■ **PROMPT**
The answer must be one number: how many lines in the data below include the string "Vellan".
--- DATASET EXCERPTS ---
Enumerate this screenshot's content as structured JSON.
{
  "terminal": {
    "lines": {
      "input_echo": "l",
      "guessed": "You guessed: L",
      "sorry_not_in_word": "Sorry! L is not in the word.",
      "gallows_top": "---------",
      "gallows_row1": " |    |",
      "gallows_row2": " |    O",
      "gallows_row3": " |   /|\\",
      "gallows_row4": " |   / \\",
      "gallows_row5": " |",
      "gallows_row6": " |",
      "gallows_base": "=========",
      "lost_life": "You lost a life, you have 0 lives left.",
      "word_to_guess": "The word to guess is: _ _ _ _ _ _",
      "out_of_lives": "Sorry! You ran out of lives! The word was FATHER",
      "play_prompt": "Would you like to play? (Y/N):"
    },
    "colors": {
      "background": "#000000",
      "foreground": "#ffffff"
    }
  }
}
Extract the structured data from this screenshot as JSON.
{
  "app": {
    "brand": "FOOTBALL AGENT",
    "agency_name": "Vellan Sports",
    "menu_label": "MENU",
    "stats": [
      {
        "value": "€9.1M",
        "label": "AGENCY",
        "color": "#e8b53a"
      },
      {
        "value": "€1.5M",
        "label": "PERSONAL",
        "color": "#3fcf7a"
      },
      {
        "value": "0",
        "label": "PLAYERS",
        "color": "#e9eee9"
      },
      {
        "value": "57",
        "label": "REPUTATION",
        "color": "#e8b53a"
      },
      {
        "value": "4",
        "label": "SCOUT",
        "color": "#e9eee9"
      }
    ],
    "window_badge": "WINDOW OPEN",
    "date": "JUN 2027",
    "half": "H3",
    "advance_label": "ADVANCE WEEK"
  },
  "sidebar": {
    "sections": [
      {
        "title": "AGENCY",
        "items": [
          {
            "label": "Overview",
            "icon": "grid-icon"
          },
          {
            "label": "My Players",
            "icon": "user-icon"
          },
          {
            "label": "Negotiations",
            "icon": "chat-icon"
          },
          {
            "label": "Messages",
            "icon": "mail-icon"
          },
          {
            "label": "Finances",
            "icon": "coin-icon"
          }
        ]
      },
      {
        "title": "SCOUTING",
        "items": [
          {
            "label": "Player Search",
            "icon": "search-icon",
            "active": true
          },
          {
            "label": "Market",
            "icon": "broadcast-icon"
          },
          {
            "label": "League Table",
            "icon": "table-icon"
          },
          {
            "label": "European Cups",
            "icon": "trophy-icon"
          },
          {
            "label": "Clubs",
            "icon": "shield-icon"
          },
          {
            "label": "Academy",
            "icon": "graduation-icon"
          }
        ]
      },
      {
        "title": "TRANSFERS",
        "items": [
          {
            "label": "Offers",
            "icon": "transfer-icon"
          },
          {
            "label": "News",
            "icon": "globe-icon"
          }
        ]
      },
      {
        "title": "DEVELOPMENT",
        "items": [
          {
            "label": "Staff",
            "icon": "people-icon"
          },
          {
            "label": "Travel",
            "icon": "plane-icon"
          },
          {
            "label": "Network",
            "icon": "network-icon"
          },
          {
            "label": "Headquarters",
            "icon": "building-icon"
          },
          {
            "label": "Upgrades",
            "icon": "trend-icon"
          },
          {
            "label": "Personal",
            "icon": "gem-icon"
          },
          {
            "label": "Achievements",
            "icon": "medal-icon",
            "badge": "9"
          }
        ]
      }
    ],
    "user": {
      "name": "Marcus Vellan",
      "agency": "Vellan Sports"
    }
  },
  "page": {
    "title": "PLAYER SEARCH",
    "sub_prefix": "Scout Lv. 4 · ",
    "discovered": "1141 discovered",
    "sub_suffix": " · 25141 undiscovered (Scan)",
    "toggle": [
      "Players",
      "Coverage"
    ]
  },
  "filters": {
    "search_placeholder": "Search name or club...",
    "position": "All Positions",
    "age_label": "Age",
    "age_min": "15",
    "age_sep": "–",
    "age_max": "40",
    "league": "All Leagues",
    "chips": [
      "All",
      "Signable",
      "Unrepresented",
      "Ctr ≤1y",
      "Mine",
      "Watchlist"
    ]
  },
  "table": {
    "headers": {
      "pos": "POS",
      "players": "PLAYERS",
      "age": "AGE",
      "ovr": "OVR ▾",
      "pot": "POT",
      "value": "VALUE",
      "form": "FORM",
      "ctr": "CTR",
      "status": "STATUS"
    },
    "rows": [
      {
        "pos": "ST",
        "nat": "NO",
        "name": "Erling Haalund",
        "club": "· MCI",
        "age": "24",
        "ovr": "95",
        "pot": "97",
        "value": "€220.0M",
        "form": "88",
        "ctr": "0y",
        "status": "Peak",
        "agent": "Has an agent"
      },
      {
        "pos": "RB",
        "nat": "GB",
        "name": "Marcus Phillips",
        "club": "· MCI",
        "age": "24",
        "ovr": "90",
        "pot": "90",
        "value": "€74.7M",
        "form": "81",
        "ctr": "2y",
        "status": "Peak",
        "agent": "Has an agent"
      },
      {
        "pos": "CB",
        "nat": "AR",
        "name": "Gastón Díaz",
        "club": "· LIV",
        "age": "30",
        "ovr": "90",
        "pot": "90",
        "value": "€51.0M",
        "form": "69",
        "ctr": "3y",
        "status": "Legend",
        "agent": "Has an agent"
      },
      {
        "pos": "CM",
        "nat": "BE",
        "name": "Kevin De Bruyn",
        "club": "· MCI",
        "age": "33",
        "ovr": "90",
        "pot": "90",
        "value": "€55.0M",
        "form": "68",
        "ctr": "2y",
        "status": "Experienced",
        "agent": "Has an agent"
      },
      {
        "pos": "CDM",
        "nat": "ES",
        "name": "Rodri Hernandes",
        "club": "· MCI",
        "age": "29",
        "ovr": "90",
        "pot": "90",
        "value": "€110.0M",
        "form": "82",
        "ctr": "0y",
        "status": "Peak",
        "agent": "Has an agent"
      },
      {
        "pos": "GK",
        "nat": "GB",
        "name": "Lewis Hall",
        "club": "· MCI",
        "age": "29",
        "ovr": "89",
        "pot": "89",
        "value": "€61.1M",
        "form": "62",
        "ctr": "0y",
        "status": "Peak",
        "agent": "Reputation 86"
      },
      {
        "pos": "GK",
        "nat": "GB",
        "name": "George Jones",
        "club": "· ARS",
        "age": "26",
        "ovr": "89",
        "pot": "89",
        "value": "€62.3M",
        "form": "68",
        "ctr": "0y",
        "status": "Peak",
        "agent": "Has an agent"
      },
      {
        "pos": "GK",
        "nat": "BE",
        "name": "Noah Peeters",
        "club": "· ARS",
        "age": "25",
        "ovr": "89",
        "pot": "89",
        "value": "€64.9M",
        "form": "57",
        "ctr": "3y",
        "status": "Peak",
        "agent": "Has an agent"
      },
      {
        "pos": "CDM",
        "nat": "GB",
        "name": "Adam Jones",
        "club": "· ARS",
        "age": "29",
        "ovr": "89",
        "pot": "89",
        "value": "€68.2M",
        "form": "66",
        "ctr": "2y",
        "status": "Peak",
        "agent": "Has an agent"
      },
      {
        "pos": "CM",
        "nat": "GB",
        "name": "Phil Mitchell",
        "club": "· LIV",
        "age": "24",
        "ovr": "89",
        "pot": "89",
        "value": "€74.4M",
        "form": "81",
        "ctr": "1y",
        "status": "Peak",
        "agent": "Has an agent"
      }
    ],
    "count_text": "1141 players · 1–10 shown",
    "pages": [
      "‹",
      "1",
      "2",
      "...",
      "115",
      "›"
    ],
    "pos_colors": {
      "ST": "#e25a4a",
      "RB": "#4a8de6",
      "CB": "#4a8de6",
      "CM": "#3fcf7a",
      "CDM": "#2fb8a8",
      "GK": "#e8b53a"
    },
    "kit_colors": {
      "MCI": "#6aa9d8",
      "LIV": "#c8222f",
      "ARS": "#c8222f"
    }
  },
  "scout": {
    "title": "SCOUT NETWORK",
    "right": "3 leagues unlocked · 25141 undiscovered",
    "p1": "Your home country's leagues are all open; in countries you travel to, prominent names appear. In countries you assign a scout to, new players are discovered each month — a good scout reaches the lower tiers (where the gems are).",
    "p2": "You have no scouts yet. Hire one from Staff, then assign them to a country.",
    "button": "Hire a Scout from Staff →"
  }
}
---
■ **EXPECTED ANSWER**
3